I realized upon re-reading my blog post from yesterday that I said something I now see could have been misleading. That statement was “I continue to question the premise that our education was/is so bad.”
Quality education has always been and continues to be critical to the success of the United States. What I question is what has happened to public education in the past 30 – 40 years and why.
In the latter half of the 20th century the powers that be decided that public education was substandard in the United States. Based on that premise multiple changes were implemented.
Among those changes were ability grouping, main streaming, open classrooms, outcome based education, year round school, and my personal favorite – never ending standardized testing.
Many of the changes noted above came and went. I was told as a college senior that year round school was about to happen. My first teaching position was in a junior high school where the students were ability grouped. I am now a grandmother and still waiting for year round school. Ability grouping and open classrooms have come and gone.
The point is that none of this tinkering with public education has made much difference. The one thing that has stayed is the standardized testing, and that has continued to grow much like a monster that cannot get enough to eat!
The other element of public education that has grown is the elimination of what we used to consider as fundamental subjects such as Latin; the elimination of the shop classes and other apprentice type studies. In their place we have weeks of preparation for and taking of standardized tests and social engineering subjects.
I am so old fashioned that I believe that parents should be the ones covering social engineering topics. I also believe that the teacher should be the one who does the majority of the test prep.
Standardized testing has its place, but it has taken over. As I have noted previously, read any article on standardized testing and the majority of the article discusses money, teachers, school rankings, contracts – just about anything but educating children.
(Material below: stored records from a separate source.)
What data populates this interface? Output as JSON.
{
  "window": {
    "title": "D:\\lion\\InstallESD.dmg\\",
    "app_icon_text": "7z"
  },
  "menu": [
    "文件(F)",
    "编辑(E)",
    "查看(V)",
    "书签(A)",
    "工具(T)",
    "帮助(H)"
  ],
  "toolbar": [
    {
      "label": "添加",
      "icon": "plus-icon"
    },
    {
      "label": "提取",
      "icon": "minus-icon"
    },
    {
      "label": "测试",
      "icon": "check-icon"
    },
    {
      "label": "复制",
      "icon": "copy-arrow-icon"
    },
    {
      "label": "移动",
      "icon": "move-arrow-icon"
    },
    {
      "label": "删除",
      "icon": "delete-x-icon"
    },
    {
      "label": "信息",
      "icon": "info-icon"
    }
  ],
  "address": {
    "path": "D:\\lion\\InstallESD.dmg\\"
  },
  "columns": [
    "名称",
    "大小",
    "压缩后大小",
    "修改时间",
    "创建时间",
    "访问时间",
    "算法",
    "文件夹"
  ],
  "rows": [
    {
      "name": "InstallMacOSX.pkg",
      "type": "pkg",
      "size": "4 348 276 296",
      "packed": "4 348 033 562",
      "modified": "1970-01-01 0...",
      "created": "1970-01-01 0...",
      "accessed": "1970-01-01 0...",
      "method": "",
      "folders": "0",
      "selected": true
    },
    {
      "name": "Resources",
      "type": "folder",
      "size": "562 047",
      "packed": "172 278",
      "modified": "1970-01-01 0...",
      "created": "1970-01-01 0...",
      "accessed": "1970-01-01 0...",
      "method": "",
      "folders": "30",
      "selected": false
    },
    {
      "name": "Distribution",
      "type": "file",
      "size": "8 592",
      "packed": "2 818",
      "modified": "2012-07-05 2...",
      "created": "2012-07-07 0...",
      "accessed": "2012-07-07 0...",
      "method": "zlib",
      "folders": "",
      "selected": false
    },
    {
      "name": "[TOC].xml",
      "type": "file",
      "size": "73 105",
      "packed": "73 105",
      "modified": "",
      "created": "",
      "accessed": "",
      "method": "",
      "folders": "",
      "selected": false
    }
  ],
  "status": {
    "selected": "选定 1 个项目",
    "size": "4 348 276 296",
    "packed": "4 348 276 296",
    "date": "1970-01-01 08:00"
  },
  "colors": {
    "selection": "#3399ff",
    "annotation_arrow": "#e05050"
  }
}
So . . . back to my comment about schools; there will continue to be new ideas, subjects and procedures that will need to be considered. That should not mean that older subjects must be dumped. Choices will need to be made.
What we are currently witnessing is the belief that “one-size-fits-all” education is the answer. In order to ensure that this belief is working, “we” must administer the never ending standardized testing.
The result that I see in my tutoring is too many very young children already stressing about school! Good grief! Third graders in tears because they fear not passing a test!
What are we doing? There must be a better way to ensure that third graders can read.